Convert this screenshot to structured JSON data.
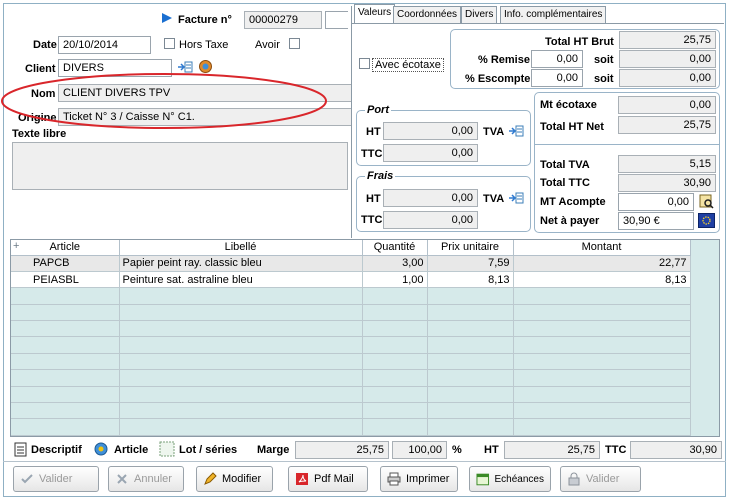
{
  "header": {
    "facture_label": "Facture n°",
    "facture_value": "00000279",
    "date_label": "Date",
    "date_value": "20/10/2014",
    "hors_taxe_label": "Hors Taxe",
    "avoir_label": "Avoir",
    "client_label": "Client",
    "client_value": "DIVERS",
    "nom_label": "Nom",
    "nom_value": "CLIENT DIVERS TPV",
    "origine_label": "Origine",
    "origine_value": "Ticket N° 3 / Caisse N° C1.",
    "texte_libre_label": "Texte libre"
  },
  "tabs": [
    "Valeurs",
    "Coordonnées",
    "Divers",
    "Info. complémentaires"
  ],
  "valeurs": {
    "avec_ecotaxe_label": "Avec écotaxe",
    "total_ht_brut_label": "Total HT Brut",
    "total_ht_brut_value": "25,75",
    "remise_label": "% Remise",
    "remise_value": "0,00",
    "escompte_label": "% Escompte",
    "escompte_value": "0,00",
    "soit_label": "soit",
    "remise_soit_value": "0,00",
    "escompte_soit_value": "0,00",
    "port_title": "Port",
    "frais_title": "Frais",
    "ht_label": "HT",
    "ttc_label": "TTC",
    "tva_label": "TVA",
    "port_ht": "0,00",
    "port_ttc": "0,00",
    "frais_ht": "0,00",
    "frais_ttc": "0,00",
    "mt_ecotaxe_label": "Mt écotaxe",
    "mt_ecotaxe_value": "0,00",
    "total_ht_net_label": "Total HT Net",
    "total_ht_net_value": "25,75",
    "total_tva_label": "Total TVA",
    "total_tva_value": "5,15",
    "total_ttc_label": "Total TTC",
    "total_ttc_value": "30,90",
    "mt_acompte_label": "MT Acompte",
    "mt_acompte_value": "0,00",
    "net_a_payer_label": "Net à payer",
    "net_a_payer_value": "30,90 €"
  },
  "grid": {
    "columns": [
      "Article",
      "Libellé",
      "Quantité",
      "Prix unitaire",
      "Montant"
    ],
    "rows": [
      [
        "PAPCB",
        "Papier peint ray. classic bleu",
        "3,00",
        "7,59",
        "22,77"
      ],
      [
        "PEIASBL",
        "Peinture sat. astraline bleu",
        "1,00",
        "8,13",
        "8,13"
      ]
    ],
    "empty_rows": 10
  },
  "footer": {
    "descriptif_label": "Descriptif",
    "article_label": "Article",
    "lot_series_label": "Lot / séries",
    "marge_label": "Marge",
    "marge_value": "25,75",
    "pct_value": "100,00",
    "pct_sign": "%",
    "ht_label": "HT",
    "ht_value": "25,75",
    "ttc_label": "TTC",
    "ttc_value": "30,90"
  },
  "buttons": {
    "valider": "Valider",
    "annuler": "Annuler",
    "modifier": "Modifier",
    "pdf_mail": "Pdf Mail",
    "imprimer": "Imprimer",
    "echeances": "Echéances",
    "valider2": "Valider"
  },
  "colors": {
    "annotation_red": "#d9262b",
    "grid_teal": "#d6eaea",
    "group_border": "#9ab4c8"
  }
}
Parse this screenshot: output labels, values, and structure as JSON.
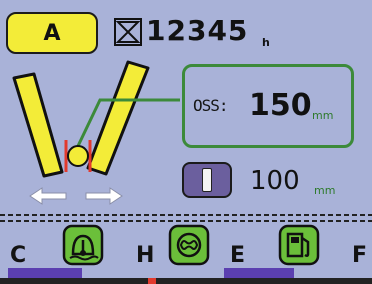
{
  "status": {
    "work_mode": "A",
    "hour_meter_value": "12345",
    "hour_meter_unit": "h"
  },
  "oss": {
    "label": "OSS:",
    "value": "150",
    "unit": "mm"
  },
  "gear": {
    "value": "100",
    "unit": "mm"
  },
  "gauges": {
    "coolant": {
      "low_label": "C",
      "high_label": "H"
    },
    "fuel": {
      "low_label": "E",
      "high_label": "F"
    }
  },
  "colors": {
    "background": "#a9b2d8",
    "yellow": "#f3ec38",
    "green": "#3c8a3a",
    "icon_green": "#6bbf3a",
    "purple": "#6b5f9e",
    "gauge_bar": "#5b3fb0",
    "red": "#e23a2e"
  },
  "icons": {
    "hour_meter": "hourglass-icon",
    "coolant": "coolant-temperature-icon",
    "glow": "glow-plug-icon",
    "fuel": "fuel-pump-icon"
  }
}
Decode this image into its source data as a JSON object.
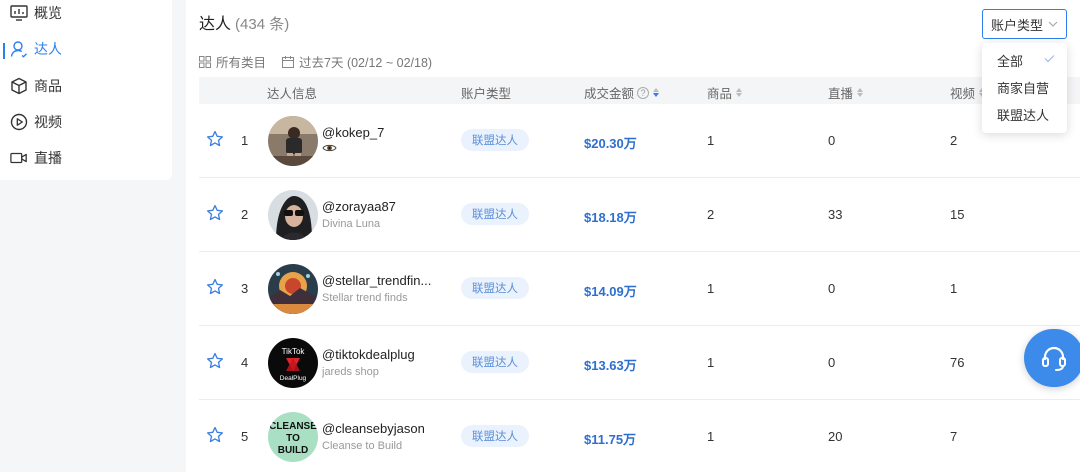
{
  "sidebar": {
    "items": [
      {
        "label": "概览",
        "icon": "overview-icon"
      },
      {
        "label": "达人",
        "icon": "creator-icon",
        "active": true
      },
      {
        "label": "商品",
        "icon": "product-box-icon"
      },
      {
        "label": "视频",
        "icon": "video-play-icon"
      },
      {
        "label": "直播",
        "icon": "live-camera-icon"
      }
    ]
  },
  "header": {
    "title": "达人",
    "count": "(434 条)"
  },
  "filters": {
    "category": "所有类目",
    "date_range": "过去7天 (02/12 ~ 02/18)"
  },
  "account_type_select": {
    "label": "账户类型",
    "options": [
      "全部",
      "商家自营",
      "联盟达人"
    ],
    "selected": "全部"
  },
  "table": {
    "headers": {
      "creator": "达人信息",
      "account_type": "账户类型",
      "gmv": "成交金额",
      "products": "商品",
      "live": "直播",
      "video": "视频"
    },
    "rows": [
      {
        "rank": "1",
        "handle": "@kokep_7",
        "sub": "",
        "account_type": "联盟达人",
        "gmv": "$20.30万",
        "products": "1",
        "live": "0",
        "video": "2"
      },
      {
        "rank": "2",
        "handle": "@zorayaa87",
        "sub": "Divina Luna",
        "account_type": "联盟达人",
        "gmv": "$18.18万",
        "products": "2",
        "live": "33",
        "video": "15"
      },
      {
        "rank": "3",
        "handle": "@stellar_trendfin...",
        "sub": "Stellar trend finds",
        "account_type": "联盟达人",
        "gmv": "$14.09万",
        "products": "1",
        "live": "0",
        "video": "1"
      },
      {
        "rank": "4",
        "handle": "@tiktokdealplug",
        "sub": "jareds shop",
        "account_type": "联盟达人",
        "gmv": "$13.63万",
        "products": "1",
        "live": "0",
        "video": "76"
      },
      {
        "rank": "5",
        "handle": "@cleansebyjason",
        "sub": "Cleanse to Build",
        "account_type": "联盟达人",
        "gmv": "$11.75万",
        "products": "1",
        "live": "20",
        "video": "7"
      }
    ]
  },
  "avatar_text": {
    "tiktok_line1": "TikTok",
    "tiktok_line2": "DealPlug",
    "cleanse_line1": "CLEANSE",
    "cleanse_line2": "TO",
    "cleanse_line3": "BUILD"
  },
  "colors": {
    "accent": "#2d7ff0",
    "amount": "#2d6fd0",
    "badge_bg": "#eaf2fd",
    "support_button": "#3c8bea"
  }
}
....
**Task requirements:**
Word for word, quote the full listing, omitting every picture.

**Answer to this problem:**
Convert this screenshot to structured JSON data.
{
  "header": {
    "facture_label": "Facture n°",
    "facture_value": "00000279",
    "date_label": "Date",
    "date_value": "20/10/2014",
    "hors_taxe_label": "Hors Taxe",
    "avoir_label": "Avoir",
    "client_label": "Client",
    "client_value": "DIVERS",
    "nom_label": "Nom",
    "nom_value": "CLIENT DIVERS TPV",
    "origine_label": "Origine",
    "origine_value": "Ticket N° 3 / Caisse N° C1.",
    "texte_libre_label": "Texte libre"
  },
  "tabs": [
    "Valeurs",
    "Coordonnées",
    "Divers",
    "Info. complémentaires"
  ],
  "valeurs": {
    "avec_ecotaxe_label": "Avec écotaxe",
    "total_ht_brut_label": "Total HT Brut",
    "total_ht_brut_value": "25,75",
    "remise_label": "% Remise",
    "remise_value": "0,00",
    "escompte_label": "% Escompte",
    "escompte_value": "0,00",
    "soit_label": "soit",
    "remise_soit_value": "0,00",
    "escompte_soit_value": "0,00",
    "port_title": "Port",
    "frais_title": "Frais",
    "ht_label": "HT",
    "ttc_label": "TTC",
    "tva_label": "TVA",
    "port_ht": "0,00",
    "port_ttc": "0,00",
    "frais_ht": "0,00",
    "frais_ttc": "0,00",
    "mt_ecotaxe_label": "Mt écotaxe",
    "mt_ecotaxe_value": "0,00",
    "total_ht_net_label": "Total HT Net",
    "total_ht_net_value": "25,75",
    "total_tva_label": "Total TVA",
    "total_tva_value": "5,15",
    "total_ttc_label": "Total TTC",
    "total_ttc_value": "30,90",
    "mt_acompte_label": "MT Acompte",
    "mt_acompte_value": "0,00",
    "net_a_payer_label": "Net à payer",
    "net_a_payer_value": "30,90 €"
  },
  "grid": {
    "columns": [
      "Article",
      "Libellé",
      "Quantité",
      "Prix unitaire",
      "Montant"
    ],
    "rows": [
      [
        "PAPCB",
        "Papier peint ray. classic bleu",
        "3,00",
        "7,59",
        "22,77"
      ],
      [
        "PEIASBL",
        "Peinture sat. astraline bleu",
        "1,00",
        "8,13",
        "8,13"
      ]
    ],
    "empty_rows": 10
  },
  "footer": {
    "descriptif_label": "Descriptif",
    "article_label": "Article",
    "lot_series_label": "Lot / séries",
    "marge_label": "Marge",
    "marge_value": "25,75",
    "pct_value": "100,00",
    "pct_sign": "%",
    "ht_label": "HT",
    "ht_value": "25,75",
    "ttc_label": "TTC",
    "ttc_value": "30,90"
  },
  "buttons": {
    "valider": "Valider",
    "annuler": "Annuler",
    "modifier": "Modifier",
    "pdf_mail": "Pdf Mail",
    "imprimer": "Imprimer",
    "echeances": "Echéances",
    "valider2": "Valider"
  },
  "colors": {
    "annotation_red": "#d9262b",
    "grid_teal": "#d6eaea",
    "group_border": "#9ab4c8"
  }
}
Parse this screenshot: output labels, values, and structure as JSON.
{
  "status": {
    "work_mode": "A",
    "hour_meter_value": "12345",
    "hour_meter_unit": "h"
  },
  "oss": {
    "label": "OSS:",
    "value": "150",
    "unit": "mm"
  },
  "gear": {
    "value": "100",
    "unit": "mm"
  },
  "gauges": {
    "coolant": {
      "low_label": "C",
      "high_label": "H"
    },
    "fuel": {
      "low_label": "E",
      "high_label": "F"
    }
  },
  "colors": {
    "background": "#a9b2d8",
    "yellow": "#f3ec38",
    "green": "#3c8a3a",
    "icon_green": "#6bbf3a",
    "purple": "#6b5f9e",
    "gauge_bar": "#5b3fb0",
    "red": "#e23a2e"
  },
  "icons": {
    "hour_meter": "hourglass-icon",
    "coolant": "coolant-temperature-icon",
    "glow": "glow-plug-icon",
    "fuel": "fuel-pump-icon"
  }
}
Decode this image into its source data as a JSON object.
{
  "sidebar": {
    "items": [
      {
        "label": "概览",
        "icon": "overview-icon"
      },
      {
        "label": "达人",
        "icon": "creator-icon",
        "active": true
      },
      {
        "label": "商品",
        "icon": "product-box-icon"
      },
      {
        "label": "视频",
        "icon": "video-play-icon"
      },
      {
        "label": "直播",
        "icon": "live-camera-icon"
      }
    ]
  },
  "header": {
    "title": "达人",
    "count": "(434 条)"
  },
  "filters": {
    "category": "所有类目",
    "date_range": "过去7天 (02/12 ~ 02/18)"
  },
  "account_type_select": {
    "label": "账户类型",
    "options": [
      "全部",
      "商家自营",
      "联盟达人"
    ],
    "selected": "全部"
  },
  "table": {
    "headers": {
      "creator": "达人信息",
      "account_type": "账户类型",
      "gmv": "成交金额",
      "products": "商品",
      "live": "直播",
      "video": "视频"
    },
    "rows": [
      {
        "rank": "1",
        "handle": "@kokep_7",
        "sub": "",
        "account_type": "联盟达人",
        "gmv": "$20.30万",
        "products": "1",
        "live": "0",
        "video": "2"
      },
      {
        "rank": "2",
        "handle": "@zorayaa87",
        "sub": "Divina Luna",
        "account_type": "联盟达人",
        "gmv": "$18.18万",
        "products": "2",
        "live": "33",
        "video": "15"
      },
      {
        "rank": "3",
        "handle": "@stellar_trendfin...",
        "sub": "Stellar trend finds",
        "account_type": "联盟达人",
        "gmv": "$14.09万",
        "products": "1",
        "live": "0",
        "video": "1"
      },
      {
        "rank": "4",
        "handle": "@tiktokdealplug",
        "sub": "jareds shop",
        "account_type": "联盟达人",
        "gmv": "$13.63万",
        "products": "1",
        "live": "0",
        "video": "76"
      },
      {
        "rank": "5",
        "handle": "@cleansebyjason",
        "sub": "Cleanse to Build",
        "account_type": "联盟达人",
        "gmv": "$11.75万",
        "products": "1",
        "live": "20",
        "video": "7"
      }
    ]
  },
  "avatar_text": {
    "tiktok_line1": "TikTok",
    "tiktok_line2": "DealPlug",
    "cleanse_line1": "CLEANSE",
    "cleanse_line2": "TO",
    "cleanse_line3": "BUILD"
  },
  "colors": {
    "accent": "#2d7ff0",
    "amount": "#2d6fd0",
    "badge_bg": "#eaf2fd",
    "support_button": "#3c8bea"
  }
}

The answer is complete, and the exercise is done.